| EXERCISE REQUIREMENTS |
Could you return all of the records exactly, minus their images?

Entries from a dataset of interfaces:
·····

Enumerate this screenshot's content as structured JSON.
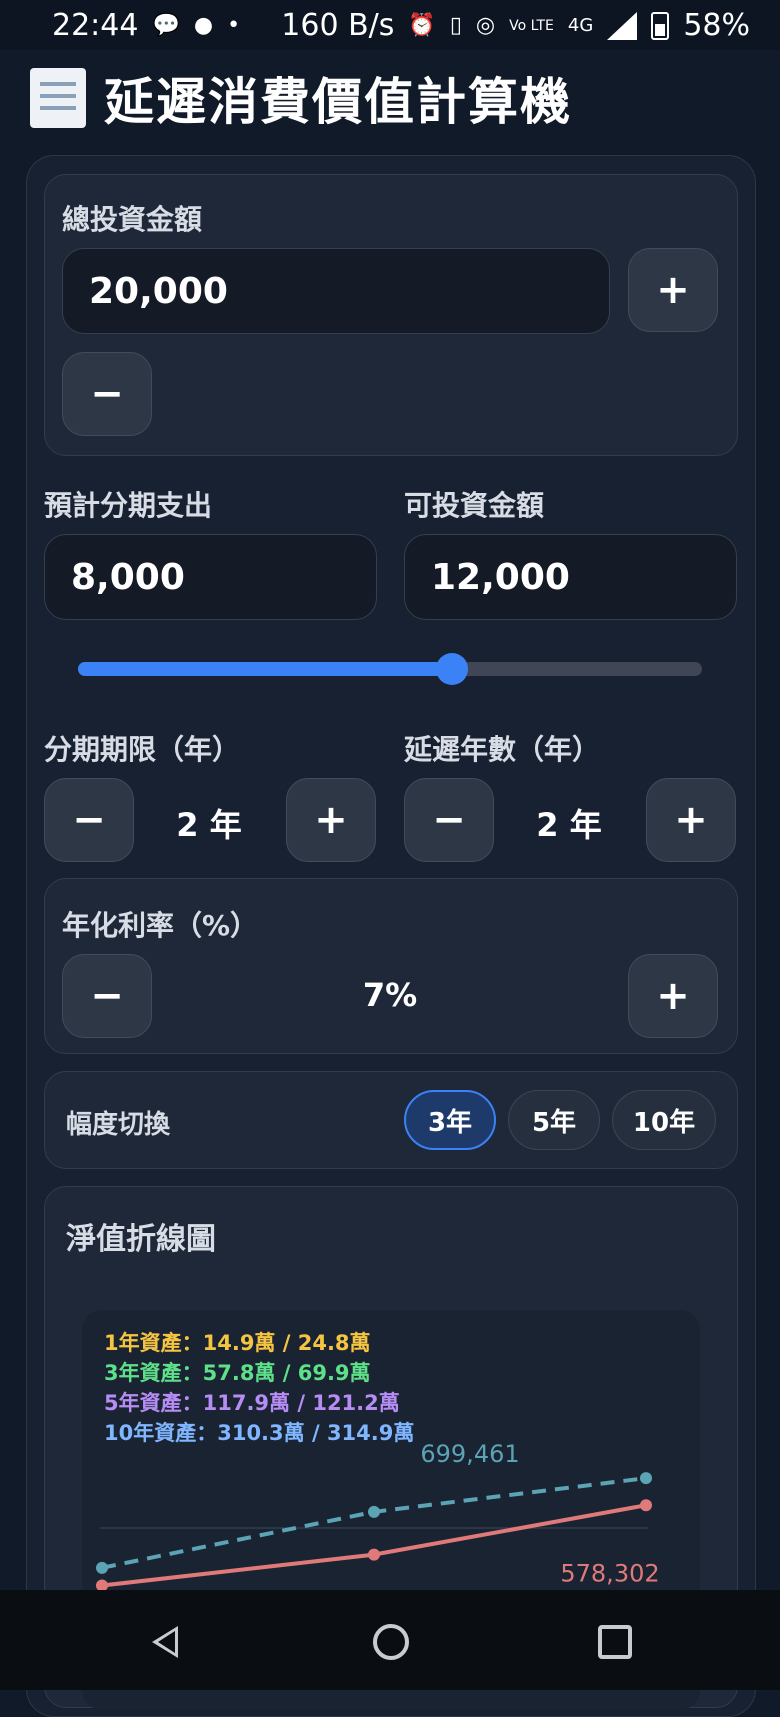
{
  "status_bar": {
    "time": "22:44",
    "net_speed": "160 B/s",
    "network": "4G",
    "volte": "Vo LTE",
    "battery": "58%",
    "app_icons": [
      "message-icon",
      "line-icon"
    ]
  },
  "app": {
    "title": "延遲消費價值計算機",
    "title_icon": "receipt-icon"
  },
  "total_investment": {
    "label": "總投資金額",
    "value": "20,000",
    "plus": "+",
    "minus": "−"
  },
  "installment_expense": {
    "label": "預計分期支出",
    "value": "8,000"
  },
  "investable_amount": {
    "label": "可投資金額",
    "value": "12,000"
  },
  "split_slider": {
    "fraction": 0.6
  },
  "installment_term": {
    "label": "分期期限（年）",
    "value": "2 年",
    "minus": "−",
    "plus": "+"
  },
  "delay_years": {
    "label": "延遲年數（年）",
    "value": "2 年",
    "minus": "−",
    "plus": "+"
  },
  "annual_rate": {
    "label": "年化利率（%）",
    "value": "7%",
    "minus": "−",
    "plus": "+"
  },
  "range_switch": {
    "label": "幅度切換",
    "options": [
      "3年",
      "5年",
      "10年"
    ],
    "selected": "3年"
  },
  "chart_section": {
    "title": "淨值折線圖",
    "legend": [
      {
        "text": "1年資產：14.9萬 / 24.8萬",
        "color": "#f5c542"
      },
      {
        "text": "3年資產：57.8萬 / 69.9萬",
        "color": "#5ee08a"
      },
      {
        "text": "5年資產：117.9萬 / 121.2萬",
        "color": "#b68cf5"
      },
      {
        "text": "10年資產：310.3萬 / 314.9萬",
        "color": "#7fb6ff"
      }
    ]
  },
  "chart_data": {
    "type": "line",
    "x": [
      1,
      2,
      3
    ],
    "series": [
      {
        "values": [
          299000,
          549000,
          699461
        ],
        "color": "#5ba3b5",
        "style": "dashed"
      },
      {
        "values": [
          220000,
          358000,
          578302
        ],
        "color": "#e07a7a",
        "style": "solid"
      }
    ],
    "annotations": [
      "699,461",
      "578,302"
    ],
    "grid": true
  }
}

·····

| REPLY |
Enumerate this screenshot's content as structured JSON.
{
  "status_bar": {
    "time": "22:44",
    "net_speed": "160 B/s",
    "network": "4G",
    "volte": "Vo LTE",
    "battery": "58%",
    "app_icons": [
      "message-icon",
      "line-icon"
    ]
  },
  "app": {
    "title": "延遲消費價值計算機",
    "title_icon": "receipt-icon"
  },
  "total_investment": {
    "label": "總投資金額",
    "value": "20,000",
    "plus": "+",
    "minus": "−"
  },
  "installment_expense": {
    "label": "預計分期支出",
    "value": "8,000"
  },
  "investable_amount": {
    "label": "可投資金額",
    "value": "12,000"
  },
  "split_slider": {
    "fraction": 0.6
  },
  "installment_term": {
    "label": "分期期限（年）",
    "value": "2 年",
    "minus": "−",
    "plus": "+"
  },
  "delay_years": {
    "label": "延遲年數（年）",
    "value": "2 年",
    "minus": "−",
    "plus": "+"
  },
  "annual_rate": {
    "label": "年化利率（%）",
    "value": "7%",
    "minus": "−",
    "plus": "+"
  },
  "range_switch": {
    "label": "幅度切換",
    "options": [
      "3年",
      "5年",
      "10年"
    ],
    "selected": "3年"
  },
  "chart_section": {
    "title": "淨值折線圖",
    "legend": [
      {
        "text": "1年資產：14.9萬 / 24.8萬",
        "color": "#f5c542"
      },
      {
        "text": "3年資產：57.8萬 / 69.9萬",
        "color": "#5ee08a"
      },
      {
        "text": "5年資產：117.9萬 / 121.2萬",
        "color": "#b68cf5"
      },
      {
        "text": "10年資產：310.3萬 / 314.9萬",
        "color": "#7fb6ff"
      }
    ]
  },
  "chart_data": {
    "type": "line",
    "x": [
      1,
      2,
      3
    ],
    "series": [
      {
        "values": [
          299000,
          549000,
          699461
        ],
        "color": "#5ba3b5",
        "style": "dashed"
      },
      {
        "values": [
          220000,
          358000,
          578302
        ],
        "color": "#e07a7a",
        "style": "solid"
      }
    ],
    "annotations": [
      "699,461",
      "578,302"
    ],
    "grid": true
  }
}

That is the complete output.